(Dataset rows describing interfaces)
= = =
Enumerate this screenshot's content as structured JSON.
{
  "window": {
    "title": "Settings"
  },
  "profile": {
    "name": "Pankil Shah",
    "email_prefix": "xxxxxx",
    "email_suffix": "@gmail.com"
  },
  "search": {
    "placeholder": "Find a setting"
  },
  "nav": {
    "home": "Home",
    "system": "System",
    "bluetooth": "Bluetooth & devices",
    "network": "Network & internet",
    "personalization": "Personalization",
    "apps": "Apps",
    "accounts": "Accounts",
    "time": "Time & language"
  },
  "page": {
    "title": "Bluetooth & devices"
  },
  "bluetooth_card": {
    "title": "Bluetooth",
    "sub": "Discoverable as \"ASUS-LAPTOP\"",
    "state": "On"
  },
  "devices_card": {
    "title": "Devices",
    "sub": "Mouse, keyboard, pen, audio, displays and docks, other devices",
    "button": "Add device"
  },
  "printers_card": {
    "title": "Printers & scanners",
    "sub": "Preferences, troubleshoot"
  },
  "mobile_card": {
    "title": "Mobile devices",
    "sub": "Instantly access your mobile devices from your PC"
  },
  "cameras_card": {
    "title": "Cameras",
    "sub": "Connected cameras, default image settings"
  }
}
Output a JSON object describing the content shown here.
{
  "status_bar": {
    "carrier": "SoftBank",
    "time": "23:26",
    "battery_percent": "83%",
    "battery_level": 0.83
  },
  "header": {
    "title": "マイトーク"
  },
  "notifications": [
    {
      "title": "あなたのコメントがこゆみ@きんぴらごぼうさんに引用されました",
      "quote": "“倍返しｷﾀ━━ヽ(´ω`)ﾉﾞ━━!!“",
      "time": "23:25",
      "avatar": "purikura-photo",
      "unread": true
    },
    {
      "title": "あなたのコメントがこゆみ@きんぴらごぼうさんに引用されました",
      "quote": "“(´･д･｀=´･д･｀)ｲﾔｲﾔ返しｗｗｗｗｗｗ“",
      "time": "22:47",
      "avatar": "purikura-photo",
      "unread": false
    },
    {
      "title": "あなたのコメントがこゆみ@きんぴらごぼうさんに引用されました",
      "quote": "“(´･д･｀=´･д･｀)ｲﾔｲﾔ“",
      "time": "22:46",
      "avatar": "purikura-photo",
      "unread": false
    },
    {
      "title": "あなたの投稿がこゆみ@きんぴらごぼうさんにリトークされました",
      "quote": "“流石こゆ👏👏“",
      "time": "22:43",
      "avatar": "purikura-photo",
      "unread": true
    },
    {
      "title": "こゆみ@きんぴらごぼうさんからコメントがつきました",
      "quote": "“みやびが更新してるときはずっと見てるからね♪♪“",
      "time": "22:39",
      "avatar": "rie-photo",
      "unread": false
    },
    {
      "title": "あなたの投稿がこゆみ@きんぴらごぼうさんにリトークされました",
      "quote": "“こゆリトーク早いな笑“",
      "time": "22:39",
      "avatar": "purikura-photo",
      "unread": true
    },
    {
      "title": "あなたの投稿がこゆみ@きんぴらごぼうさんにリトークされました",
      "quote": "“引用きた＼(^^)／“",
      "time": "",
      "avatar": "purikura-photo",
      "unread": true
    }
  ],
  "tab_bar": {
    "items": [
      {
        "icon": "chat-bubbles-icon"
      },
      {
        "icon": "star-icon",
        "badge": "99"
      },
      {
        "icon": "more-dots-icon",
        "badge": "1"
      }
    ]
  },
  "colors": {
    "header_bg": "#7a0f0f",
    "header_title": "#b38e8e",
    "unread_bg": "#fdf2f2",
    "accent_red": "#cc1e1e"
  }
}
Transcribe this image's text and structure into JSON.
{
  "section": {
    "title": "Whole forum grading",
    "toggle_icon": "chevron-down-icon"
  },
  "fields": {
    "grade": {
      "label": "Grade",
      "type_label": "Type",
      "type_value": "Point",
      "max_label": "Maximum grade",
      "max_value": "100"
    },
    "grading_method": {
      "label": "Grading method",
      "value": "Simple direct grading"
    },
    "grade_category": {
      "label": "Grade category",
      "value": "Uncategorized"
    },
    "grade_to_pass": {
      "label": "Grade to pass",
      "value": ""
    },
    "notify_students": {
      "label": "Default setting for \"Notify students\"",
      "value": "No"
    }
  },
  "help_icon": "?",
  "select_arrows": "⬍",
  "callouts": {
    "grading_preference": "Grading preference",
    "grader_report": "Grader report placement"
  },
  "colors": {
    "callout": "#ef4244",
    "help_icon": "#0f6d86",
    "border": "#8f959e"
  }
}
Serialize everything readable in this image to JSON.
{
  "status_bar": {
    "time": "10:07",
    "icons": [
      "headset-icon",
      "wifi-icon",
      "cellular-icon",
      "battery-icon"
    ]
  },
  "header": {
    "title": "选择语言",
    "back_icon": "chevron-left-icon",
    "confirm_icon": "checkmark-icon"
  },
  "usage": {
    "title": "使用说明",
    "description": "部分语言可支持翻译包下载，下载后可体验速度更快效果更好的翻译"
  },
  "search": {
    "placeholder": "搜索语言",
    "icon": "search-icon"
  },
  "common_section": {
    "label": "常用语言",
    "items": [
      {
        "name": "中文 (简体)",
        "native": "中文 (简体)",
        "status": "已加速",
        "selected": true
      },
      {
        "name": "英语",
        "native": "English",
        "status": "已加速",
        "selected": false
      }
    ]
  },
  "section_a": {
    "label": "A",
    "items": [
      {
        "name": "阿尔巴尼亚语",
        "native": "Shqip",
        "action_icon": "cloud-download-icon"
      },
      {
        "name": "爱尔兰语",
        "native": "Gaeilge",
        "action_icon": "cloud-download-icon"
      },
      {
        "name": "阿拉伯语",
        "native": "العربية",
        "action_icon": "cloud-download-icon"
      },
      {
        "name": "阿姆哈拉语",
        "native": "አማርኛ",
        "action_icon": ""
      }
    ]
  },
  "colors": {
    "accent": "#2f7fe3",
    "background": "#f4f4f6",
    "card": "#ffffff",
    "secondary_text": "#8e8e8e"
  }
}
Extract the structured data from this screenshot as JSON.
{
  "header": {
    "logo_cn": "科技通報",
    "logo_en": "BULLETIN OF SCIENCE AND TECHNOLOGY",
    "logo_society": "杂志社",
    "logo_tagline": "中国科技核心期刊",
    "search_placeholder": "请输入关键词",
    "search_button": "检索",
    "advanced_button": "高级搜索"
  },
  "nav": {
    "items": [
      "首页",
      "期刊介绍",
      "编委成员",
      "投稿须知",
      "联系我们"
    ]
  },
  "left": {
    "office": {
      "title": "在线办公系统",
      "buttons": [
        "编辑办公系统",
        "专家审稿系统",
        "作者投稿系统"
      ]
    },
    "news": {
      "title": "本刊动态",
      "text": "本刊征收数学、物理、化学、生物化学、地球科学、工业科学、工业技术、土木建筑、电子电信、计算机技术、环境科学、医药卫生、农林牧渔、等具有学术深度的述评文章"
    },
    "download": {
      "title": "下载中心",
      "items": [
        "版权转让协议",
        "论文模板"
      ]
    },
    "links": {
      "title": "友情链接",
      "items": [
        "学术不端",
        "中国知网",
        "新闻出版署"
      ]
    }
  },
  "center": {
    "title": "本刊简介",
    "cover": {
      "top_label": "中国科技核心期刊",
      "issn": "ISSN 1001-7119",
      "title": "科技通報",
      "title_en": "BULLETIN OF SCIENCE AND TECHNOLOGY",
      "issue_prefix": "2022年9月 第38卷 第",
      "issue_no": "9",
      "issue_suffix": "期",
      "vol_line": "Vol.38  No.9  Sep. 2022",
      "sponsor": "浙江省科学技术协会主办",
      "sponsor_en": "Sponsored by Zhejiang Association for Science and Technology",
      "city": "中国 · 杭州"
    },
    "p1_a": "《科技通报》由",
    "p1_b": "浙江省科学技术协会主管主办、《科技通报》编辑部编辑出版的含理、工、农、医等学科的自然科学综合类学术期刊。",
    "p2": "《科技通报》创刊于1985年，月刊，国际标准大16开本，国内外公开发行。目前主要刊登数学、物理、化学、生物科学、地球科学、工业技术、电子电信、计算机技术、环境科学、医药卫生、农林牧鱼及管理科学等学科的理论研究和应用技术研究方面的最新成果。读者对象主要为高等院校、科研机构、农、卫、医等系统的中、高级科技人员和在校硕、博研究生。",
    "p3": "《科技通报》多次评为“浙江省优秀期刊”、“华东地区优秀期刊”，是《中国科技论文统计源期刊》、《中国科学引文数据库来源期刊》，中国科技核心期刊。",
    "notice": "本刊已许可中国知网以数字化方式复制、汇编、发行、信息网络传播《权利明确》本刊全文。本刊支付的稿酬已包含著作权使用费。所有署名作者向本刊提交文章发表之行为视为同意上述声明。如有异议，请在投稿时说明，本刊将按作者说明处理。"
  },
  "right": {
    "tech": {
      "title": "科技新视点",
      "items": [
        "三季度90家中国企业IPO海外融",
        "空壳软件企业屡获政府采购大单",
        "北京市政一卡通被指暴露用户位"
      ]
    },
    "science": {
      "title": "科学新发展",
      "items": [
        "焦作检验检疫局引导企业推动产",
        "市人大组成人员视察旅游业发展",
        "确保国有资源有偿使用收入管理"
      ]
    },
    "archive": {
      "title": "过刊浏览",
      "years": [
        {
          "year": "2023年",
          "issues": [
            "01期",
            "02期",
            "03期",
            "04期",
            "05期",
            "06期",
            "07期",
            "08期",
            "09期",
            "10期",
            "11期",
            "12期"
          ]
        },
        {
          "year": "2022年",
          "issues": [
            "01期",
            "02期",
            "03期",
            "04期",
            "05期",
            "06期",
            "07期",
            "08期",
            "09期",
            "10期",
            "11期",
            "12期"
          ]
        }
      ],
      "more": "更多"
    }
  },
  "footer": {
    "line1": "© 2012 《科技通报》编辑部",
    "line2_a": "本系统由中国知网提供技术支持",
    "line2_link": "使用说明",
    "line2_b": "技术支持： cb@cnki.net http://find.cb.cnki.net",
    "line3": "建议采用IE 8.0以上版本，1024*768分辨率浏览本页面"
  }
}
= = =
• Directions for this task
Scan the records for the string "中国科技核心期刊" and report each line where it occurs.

• Exercise solution
    "logo_tagline": "中国科技核心期刊",
      "top_label": "中国科技核心期刊",
    "p3": "《科技通报》多次评为“浙江省优秀期刊”、“华东地区优秀期刊”，是《中国科技论文统计源期刊》、《中国科学引文数据库来源期刊》，中国科技核心期刊。",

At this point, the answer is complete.